It seems to be a popular past time in every place I’ve lived to build or re-build stuff with no government oversight … or its inherent cost. My landlord seems to be an exception to the rule where he actively involves the building inspectors for every facet of his new and reno projects. He says that the inspectors take lots of time on multiple trips to make sure everything is done according to current standards. If he ever sells his property, he’ll have lots of paperwork proving his diligence and, for that, he’ll likely be rewarded financially in excess of his expenses.

For the construction of small outbuildings, most people figure that nothing bad could happen so why bother? Examples of these abound on the property used by our farm. I sometimes imagine Mike Holmes showing up and, hours later, presiding over the torn-down ruins of virtually everything on the property. A tractor shack sheathed with rain-soaked particle board (who knew it rained in a rain forest?); a bike shack whose bottom 4′ is comically overbuilt but whose poorly-home-built-extruck-cap roof was greatly strengthened recently by a double ply of 6 mil polyethylene; and, of course, a kids’ playhouse cum chicken coop which seemed to have been well-built … until the appropriate lumber ran out and the builder had to make do with 1X4.

The visible parts inside the structure are a combination of decent construction and sketchiness. Some 1X4 at the ends but mostly 2X4. Or so I thought. Yesterday I decided to pull off an interior sheet of 1/8″ wood panelling so I could use the extra 3.5″ stud space to recess some nesting boxes (the nesting boxes were originally … nesting boxes in the chicken coop cum tractor shack, before I hung them on a wall for use as small-object storage). The “space” part of stud space better describes what I found behind the panelling. A couple of mouse nests, miscellaneous dirt and wood chips and 3 sticks of 1X4, randomly spaced and oriented. I would be embarrassed to show that too. The visible open wall above and on either side of the panelling is 2X4 but the portion inside the wall, not so much.

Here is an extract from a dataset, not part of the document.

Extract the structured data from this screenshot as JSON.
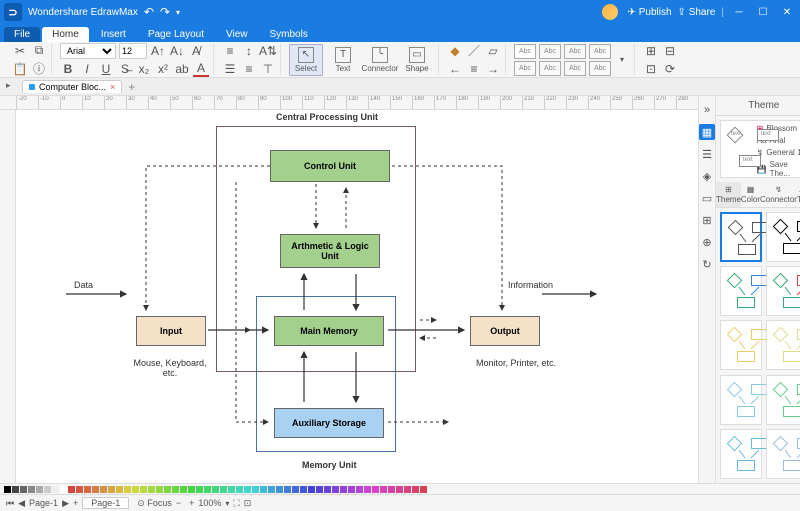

My 10 minute job hanging the nesting boxes turned into more than an hour as I had to scrounge for 2X4’s all the while working in the very confined quarters of the chicken coop. I’m guessing that the other lower side wall, which is covered end to end with panelling, is of similar construction. The question is weather I want to deconstruct the perches I built onto that panelling and then rebuild that wall, too. After all, the playhouse, despite its dubious structure, has held up for many years of wind-, snow- and kid-load. It’s much sturdier now than before even if not uniformly so. I think I’ll leave it as is, at least for now.

Best not to think about the house…